<<<<
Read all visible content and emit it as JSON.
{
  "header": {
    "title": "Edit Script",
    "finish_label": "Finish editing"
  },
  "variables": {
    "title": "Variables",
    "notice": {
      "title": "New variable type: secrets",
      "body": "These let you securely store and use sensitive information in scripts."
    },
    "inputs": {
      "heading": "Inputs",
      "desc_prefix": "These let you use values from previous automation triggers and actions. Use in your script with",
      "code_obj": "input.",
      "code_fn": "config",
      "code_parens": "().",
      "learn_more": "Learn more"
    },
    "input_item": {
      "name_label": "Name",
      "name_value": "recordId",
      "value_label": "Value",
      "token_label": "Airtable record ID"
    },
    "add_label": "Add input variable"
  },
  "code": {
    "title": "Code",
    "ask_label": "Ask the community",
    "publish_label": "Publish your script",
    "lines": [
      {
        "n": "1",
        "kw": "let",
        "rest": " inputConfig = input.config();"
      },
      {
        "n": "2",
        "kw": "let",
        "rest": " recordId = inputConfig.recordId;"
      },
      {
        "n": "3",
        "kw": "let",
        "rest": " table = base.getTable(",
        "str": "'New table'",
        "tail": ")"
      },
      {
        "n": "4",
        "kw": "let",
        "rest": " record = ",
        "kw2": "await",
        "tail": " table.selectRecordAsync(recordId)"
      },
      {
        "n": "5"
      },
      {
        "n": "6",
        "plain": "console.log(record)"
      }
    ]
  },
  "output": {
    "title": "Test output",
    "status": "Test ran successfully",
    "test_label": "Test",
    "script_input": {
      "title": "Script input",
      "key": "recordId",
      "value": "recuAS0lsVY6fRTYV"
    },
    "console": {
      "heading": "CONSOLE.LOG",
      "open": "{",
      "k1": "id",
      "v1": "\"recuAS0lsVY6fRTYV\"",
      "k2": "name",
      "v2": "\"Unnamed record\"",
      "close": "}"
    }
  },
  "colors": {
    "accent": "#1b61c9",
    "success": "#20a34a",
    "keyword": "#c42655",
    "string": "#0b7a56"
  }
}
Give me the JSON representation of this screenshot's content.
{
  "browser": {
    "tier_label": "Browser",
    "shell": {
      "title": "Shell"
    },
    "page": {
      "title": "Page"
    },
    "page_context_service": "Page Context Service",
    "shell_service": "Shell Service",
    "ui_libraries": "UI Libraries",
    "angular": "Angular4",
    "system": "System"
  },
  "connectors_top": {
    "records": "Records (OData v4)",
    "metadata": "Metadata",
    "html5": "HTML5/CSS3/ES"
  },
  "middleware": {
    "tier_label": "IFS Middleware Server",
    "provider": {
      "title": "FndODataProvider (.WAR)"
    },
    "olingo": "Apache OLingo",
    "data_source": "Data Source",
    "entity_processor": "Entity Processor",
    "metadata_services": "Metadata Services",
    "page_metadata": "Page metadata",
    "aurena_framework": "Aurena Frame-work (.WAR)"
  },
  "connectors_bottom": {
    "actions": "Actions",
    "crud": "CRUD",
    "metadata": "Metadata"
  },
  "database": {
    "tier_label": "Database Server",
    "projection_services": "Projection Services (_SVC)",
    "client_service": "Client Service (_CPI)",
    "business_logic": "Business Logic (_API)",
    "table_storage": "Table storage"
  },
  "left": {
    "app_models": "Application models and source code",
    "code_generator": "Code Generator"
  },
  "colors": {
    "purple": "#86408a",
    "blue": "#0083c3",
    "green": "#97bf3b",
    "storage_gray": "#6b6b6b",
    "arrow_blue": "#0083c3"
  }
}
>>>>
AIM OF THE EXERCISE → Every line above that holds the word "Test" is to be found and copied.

SOLUTION FOR THIS EXERCISE →
    "title": "Test output",
    "status": "Test ran successfully",
    "test_label": "Test",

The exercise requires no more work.